This information was seized by tourist office of Belfort
This information has been updated on 09/05/2018 at 14:27:09

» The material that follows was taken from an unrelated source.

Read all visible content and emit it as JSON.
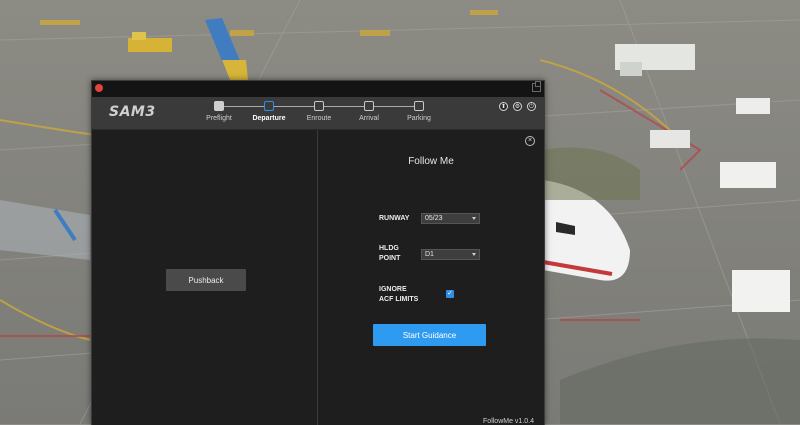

Salbert massif occupied an important position commanding the control of the area of lakes surrounding Malsaucy, the Route de Lure, Route de Giromagny and the Paris railway line. From its hilltop position, the fort was assisted in its mission by means of four batteries. The one right next to the fort, dating from 1875, still has shelters and open artillery platforms on it, which encircle the ruins of an optical telegraph station (message transmission using light signals).
Named after General Lefebvre, Salbert fort, built between 1874 and 1877, for close to 500 men and 44 pieces of artillery, was equipped with artillery platforms on the ramparts surrounding the ditch as well as above the central garrison (cavalry-type fort). Suffering from a lack of credit, this fort was never modernized, even though it was already outdated by 1885. Just a handful of reinforcements were made in 1914. Between 1953 and 1957 an important radar station was built at Salbert, using to a large extent the former fortifications: the fort was used for barracks while the large underground premises housed technical installations, and the operation headquarters for air defence was located in a former underground shelter (the two entrance doors can be seen from the access road to the fort). In view of this change of role, the fort lost some of its original appearance; in particuliar, the cavalier (raised platform) on the central garrison, which was demolished and replaced with a terrace. These air-defence installations were only in operation for a short time.The metal aerials which poked up on the top of the hill have since been cut off but their concrete bases are still visible in a number of places around the fort and in its vicinity.

Fort Lefebvre - Salbert



Panoramic view